 Appendix D includes information on additional programs that are linked to one of the 17 programs listed in Table 1.
 For automatic linkages, it is important to clearly inform applicants how information they provide may be shared with other programs and allow the applicant to opt out. Without such mechanisms, implementing a linkage could lead to confusion or erode trust when individuals are notified they are eligible for programs for which they did not specifically apply.
 For an explanation of how community eligibility works, see Becca Segal et al., “Community Eligibility Adoption Rises for the 2015–2016 School Year, Increasing Access to School Meals,” Center on Budget and Policy Priorities and Food Research & Action Center, updated May 13, 2016, https://www.cbpp.org/research/food-assistance/community-eligibility-adoption-rises-for-the-2015-2016-school-year. For more recent information about which schools are eligible and which schools have adopted community eligibility, see the Food Research & Action Center’s resources available at http://www.frac.org/community-eligibility.
 For a more detailed discussion of opportunities to integrate SNAP and Medicaid renewals see, Jennifer Wagner and Alicia Huguelet, “Opportunities for States to Coordinate Medicaid and SNAP Renewals,” Center on Budget and Policy Priorities, February 5, 2016, https://www.cbpp.org/research/health/opportunities-for-states-to-coordinate-medicaid-and-snap-renewals.
 See U.S. Department of Agriculture, Food and Nutrition Service, “Elderly Simplified Application Project (ESAP) Guidance,” https://fns-prod.azureedge.net/sites/default/files/snap/ESAP_Guidance.pdf.
 “FAQs: States’ Use Of The SSA Data Set Via The Centers For Medicare & Medicaid Services’ (CMS) Hub for Supplemental Nutrition Assistance Program (SNAP) & Temporary Assistance for Needy Families (TANF) Eligibility,” Centers for Medicare & Medicaid Services, January 19, 2017, http://www.aphsa.org/content/dam/aphsa/pdfs/NWI/FAQ_Expanded%20Use%20of%20SSA%20Hub%20Data%20for%20SNAP%20and%20TANF%20Eligibility_2232017.pdf. For more information on the status of implementation, see Social Security Administration, “Open Government Plan 4.1: Plan Milestones and Completion Report, Flagship and Major Initiatives,” updated September 2017, https://www.ssa.gov/open/plan-progress-4.1.html.
 “Federal Low-Income Programs: Eligibility and Benefits Differ for Selected Programs Due to Complex and Varied Rules,” U.S Government Accountability Office, GAO-17-558, June 29, 2017, note 64, https://www.gao.gov/products/GAO-17-558.
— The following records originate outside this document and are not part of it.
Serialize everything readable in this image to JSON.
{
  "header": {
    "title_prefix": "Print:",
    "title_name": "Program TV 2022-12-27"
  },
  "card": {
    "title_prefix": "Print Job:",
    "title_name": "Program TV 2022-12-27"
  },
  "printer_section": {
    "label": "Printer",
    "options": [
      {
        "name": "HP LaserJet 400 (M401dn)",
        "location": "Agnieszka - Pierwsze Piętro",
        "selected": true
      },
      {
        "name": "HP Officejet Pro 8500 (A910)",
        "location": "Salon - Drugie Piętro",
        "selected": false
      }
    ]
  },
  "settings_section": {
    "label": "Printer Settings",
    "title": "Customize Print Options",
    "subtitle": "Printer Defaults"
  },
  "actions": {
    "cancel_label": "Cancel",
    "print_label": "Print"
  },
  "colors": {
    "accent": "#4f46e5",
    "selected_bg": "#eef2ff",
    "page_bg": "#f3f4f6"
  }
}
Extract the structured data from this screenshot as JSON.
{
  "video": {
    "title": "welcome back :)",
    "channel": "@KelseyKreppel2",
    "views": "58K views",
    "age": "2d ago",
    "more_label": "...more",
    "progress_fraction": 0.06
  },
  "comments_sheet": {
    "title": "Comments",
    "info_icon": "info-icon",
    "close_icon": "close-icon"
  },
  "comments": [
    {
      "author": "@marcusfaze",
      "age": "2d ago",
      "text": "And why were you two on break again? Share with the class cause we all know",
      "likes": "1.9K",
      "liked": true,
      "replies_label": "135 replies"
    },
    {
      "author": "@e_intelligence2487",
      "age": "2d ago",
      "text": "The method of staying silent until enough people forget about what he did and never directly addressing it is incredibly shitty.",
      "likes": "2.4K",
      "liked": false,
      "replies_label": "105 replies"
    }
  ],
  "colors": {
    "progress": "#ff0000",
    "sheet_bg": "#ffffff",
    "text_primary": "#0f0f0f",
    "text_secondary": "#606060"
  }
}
 “State Options Report - Supplemental Nutrition Assistance Program,” U.S. Department of Agriculture, Food and Nutrition Service, October 1, 2015, p. 21 (stating “FNS and SSA are not soliciting proposals for new demonstrations of this type”).